Nowhere is the job of a school committee more challenging and difficult than when we prepare and set the school budget. The school committee in the past few years has made difficult decisions to consolidate schools and made significant cuts to administration. I served as the Budget co-chair for two of these difficult years. Difficult decisions made resources available to support a lot of areas like keeping new teachers from losing their jobs, providing significant school improvement funding to schools, providing significant professional development funds, creating a first class Science Initiative, and not charging activity fees to play sports or participate in extra curricular activities.

We have a competent and hard working leadership team that provides support for all our programs. Administrators provide service to all our schools.

Teacher Evaluations and Teachers Contract:
The school committee negotiates labor contracts with several unions. Here, we represent the public and must take responsible management stances. We can take price that our agreements require strong accountability for our staff. A new teacher and administrative evaluation system is now in place. The School Committee and Teachers Union negotiated the contract. The evaluation process is an important facet to improve our system. The School Committee and the Teachers Union have a positive relationship-both parties share a common goal of academic achievement for all our students. Parents should be pleased to know we have a solid core of highly qualified teachers. This year we have hired approximately 85 new teachers.

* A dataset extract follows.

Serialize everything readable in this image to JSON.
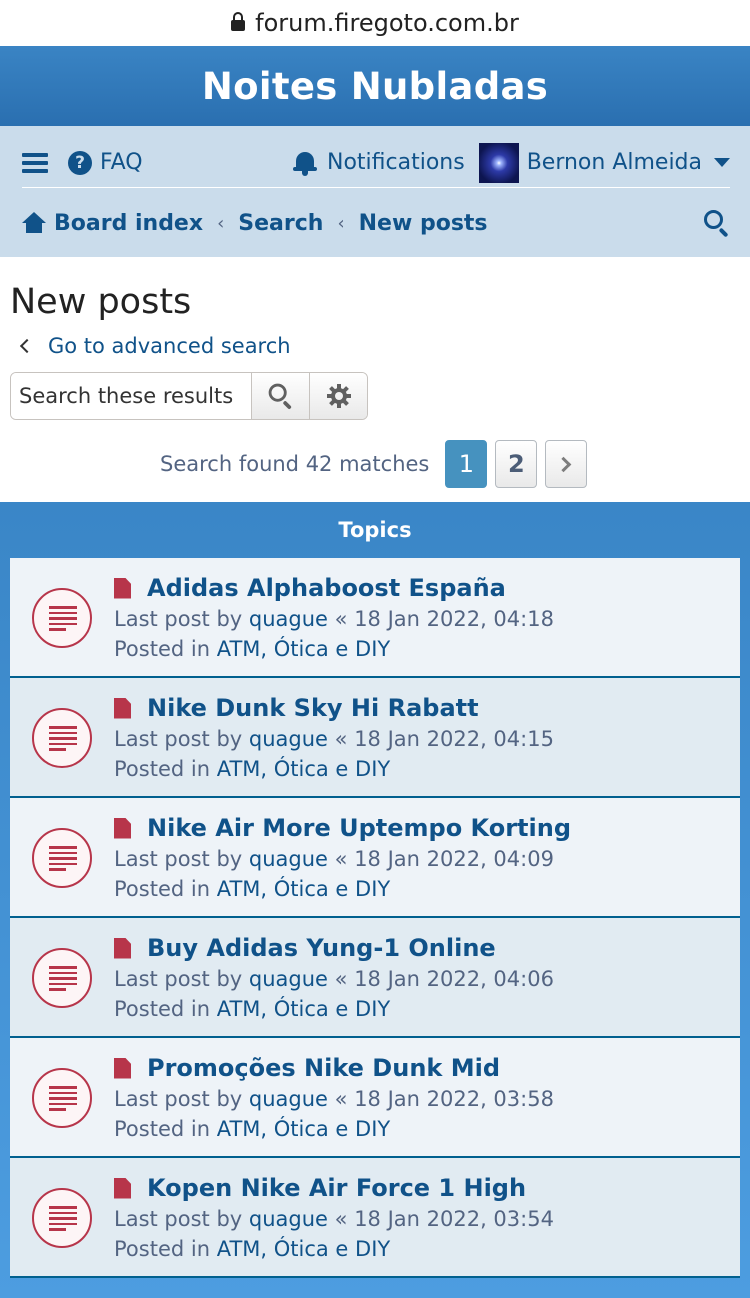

State/Federal Role in Local Education:
Public education is subject to Federal and State regulations. The No Child Left Behind Act of 2001 (NCLB) establishes benchmarks, known as Adequate Yearly Progress, that each school system must meet each year for all its students and subgroup of students. The goal is for every school system to have all its students achieve proficiency by the year 2014. If the AYP process is not enough, there exists a series of actions that must take place. The Commonwealth of Mass uses Massachusetts Comprehensive Assessment System (MCAS) to comply with the NCLB act.

It's important to note that many Federal mandates, like Special Education, are under funded by more than $50 billion, despite law that sets the extensive requirements we must meet.

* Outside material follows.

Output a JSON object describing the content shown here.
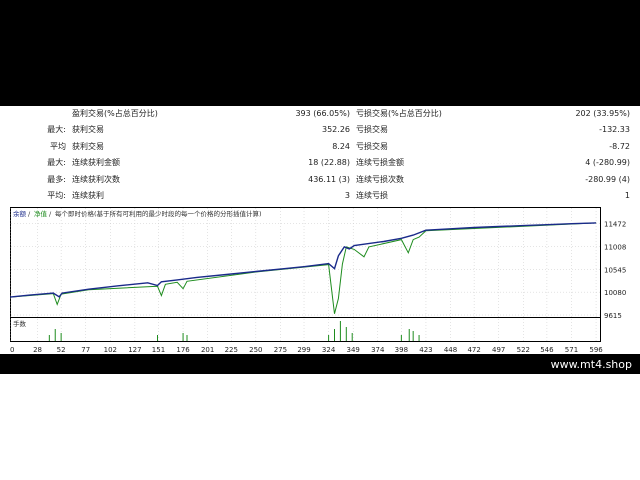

Declining Enrollment:
Declining enrollment comes as a result of many things. The cost of housing has forced many families out. We have more private and charter school options than most communities have. Even with that, Cambridge continues to provide great services at every level. Our high school graduates attend the nation's best colleges, go on to good jobs, and pursue good careers with the background they get from CRLS. We are still able to attract students from across the whole economic, racial, and cultural spectrums.

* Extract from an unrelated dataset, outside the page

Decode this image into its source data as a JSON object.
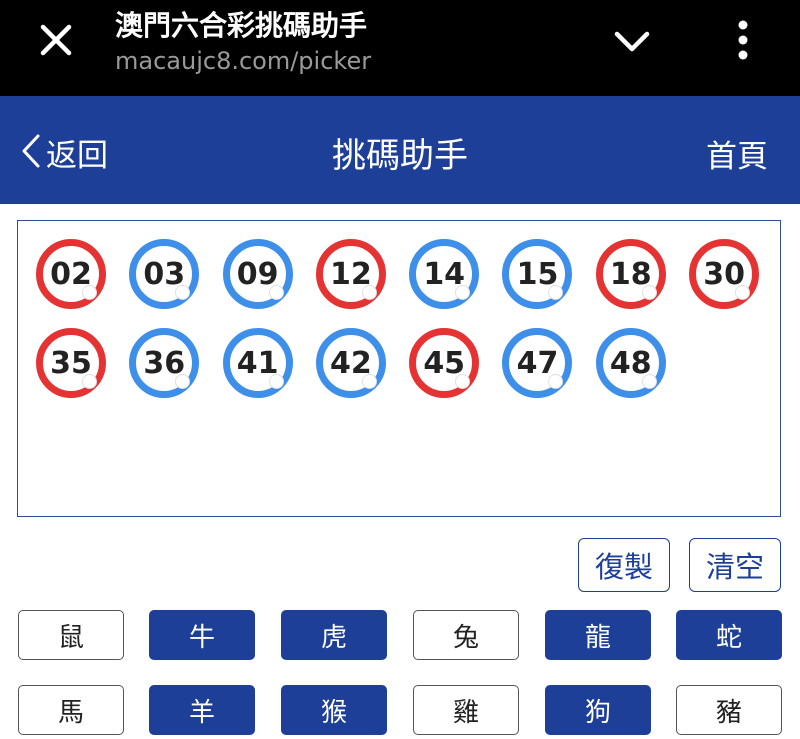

Charter Schools:
One provision of the Educational Reform Act of 1993 allows for two kinds of charter schools. One very good model is the Horace Mann School model which functions like an independent school within the school system. The Boston Public Schools have been effective using this model and has created many Horace Mann Schools. The president of the Teachers Union supports this concept. I have asked the Superintendent to determine how many of our elementary schools might be interested in becoming a Horace Mann School.

There is another form of charter called Commonwealth Charter schools. They are independent and are not accountable in any way to Cambridge citizens, but they draw our state financial assistance away from us. We believe it is an unfair system and needs to be corrected with legislation. Many charter schools have large reserve fund balances. Others are segregated. They don't serve students with special needs well. I have fought to stop the creation of Commonwealth Charter Schools in Cambridge primarily because of the funding flaws and the fact that the concept of taking "best practices" learned in Charter Schools and duplicating them in public schools simply does not happen. It is important to know, however, that Charter schools do provide choices for parents which is very popular and once a Charter school opens in a community one must remember that our children go there and we must develop a genuine cooperative relationship with them.

Page last updated July 01, 2007 Cambridge Candidates